[EXERCISE DATA — start]

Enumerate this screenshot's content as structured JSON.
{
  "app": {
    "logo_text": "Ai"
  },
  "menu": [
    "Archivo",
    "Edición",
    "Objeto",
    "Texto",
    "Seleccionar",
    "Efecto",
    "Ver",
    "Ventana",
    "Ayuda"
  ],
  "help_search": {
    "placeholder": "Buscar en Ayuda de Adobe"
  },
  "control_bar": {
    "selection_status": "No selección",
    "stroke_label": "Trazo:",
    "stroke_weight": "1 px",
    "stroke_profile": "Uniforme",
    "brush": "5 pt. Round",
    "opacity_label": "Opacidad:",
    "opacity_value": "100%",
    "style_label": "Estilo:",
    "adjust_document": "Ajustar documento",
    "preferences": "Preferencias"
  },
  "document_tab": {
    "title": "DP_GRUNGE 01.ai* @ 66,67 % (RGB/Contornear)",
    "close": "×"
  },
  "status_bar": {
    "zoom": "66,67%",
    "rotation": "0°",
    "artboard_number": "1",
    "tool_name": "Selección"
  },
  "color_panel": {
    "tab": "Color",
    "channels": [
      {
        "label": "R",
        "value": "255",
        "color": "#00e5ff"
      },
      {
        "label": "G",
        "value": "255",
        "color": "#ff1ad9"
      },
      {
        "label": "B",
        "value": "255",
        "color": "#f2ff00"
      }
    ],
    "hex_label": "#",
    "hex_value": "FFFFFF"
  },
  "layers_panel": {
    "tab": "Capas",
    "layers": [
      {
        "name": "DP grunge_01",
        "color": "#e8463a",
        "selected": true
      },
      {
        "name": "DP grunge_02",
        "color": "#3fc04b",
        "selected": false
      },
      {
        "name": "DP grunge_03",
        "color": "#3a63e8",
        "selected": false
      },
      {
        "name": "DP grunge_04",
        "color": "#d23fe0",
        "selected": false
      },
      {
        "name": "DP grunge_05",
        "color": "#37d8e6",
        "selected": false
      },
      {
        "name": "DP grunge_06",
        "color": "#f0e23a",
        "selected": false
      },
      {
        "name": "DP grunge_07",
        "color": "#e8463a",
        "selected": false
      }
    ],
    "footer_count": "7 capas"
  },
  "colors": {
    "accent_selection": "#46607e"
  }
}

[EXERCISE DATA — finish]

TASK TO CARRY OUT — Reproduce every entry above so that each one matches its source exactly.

EXPECTED ANSWER —
Enumerate this screenshot's content as structured JSON.
{
  "app": {
    "logo_text": "Ai"
  },
  "menu": [
    "Archivo",
    "Edición",
    "Objeto",
    "Texto",
    "Seleccionar",
    "Efecto",
    "Ver",
    "Ventana",
    "Ayuda"
  ],
  "help_search": {
    "placeholder": "Buscar en Ayuda de Adobe"
  },
  "control_bar": {
    "selection_status": "No selección",
    "stroke_label": "Trazo:",
    "stroke_weight": "1 px",
    "stroke_profile": "Uniforme",
    "brush": "5 pt. Round",
    "opacity_label": "Opacidad:",
    "opacity_value": "100%",
    "style_label": "Estilo:",
    "adjust_document": "Ajustar documento",
    "preferences": "Preferencias"
  },
  "document_tab": {
    "title": "DP_GRUNGE 01.ai* @ 66,67 % (RGB/Contornear)",
    "close": "×"
  },
  "status_bar": {
    "zoom": "66,67%",
    "rotation": "0°",
    "artboard_number": "1",
    "tool_name": "Selección"
  },
  "color_panel": {
    "tab": "Color",
    "channels": [
      {
        "label": "R",
        "value": "255",
        "color": "#00e5ff"
      },
      {
        "label": "G",
        "value": "255",
        "color": "#ff1ad9"
      },
      {
        "label": "B",
        "value": "255",
        "color": "#f2ff00"
      }
    ],
    "hex_label": "#",
    "hex_value": "FFFFFF"
  },
  "layers_panel": {
    "tab": "Capas",
    "layers": [
      {
        "name": "DP grunge_01",
        "color": "#e8463a",
        "selected": true
      },
      {
        "name": "DP grunge_02",
        "color": "#3fc04b",
        "selected": false
      },
      {
        "name": "DP grunge_03",
        "color": "#3a63e8",
        "selected": false
      },
      {
        "name": "DP grunge_04",
        "color": "#d23fe0",
        "selected": false
      },
      {
        "name": "DP grunge_05",
        "color": "#37d8e6",
        "selected": false
      },
      {
        "name": "DP grunge_06",
        "color": "#f0e23a",
        "selected": false
      },
      {
        "name": "DP grunge_07",
        "color": "#e8463a",
        "selected": false
      }
    ],
    "footer_count": "7 capas"
  },
  "colors": {
    "accent_selection": "#46607e"
  }
}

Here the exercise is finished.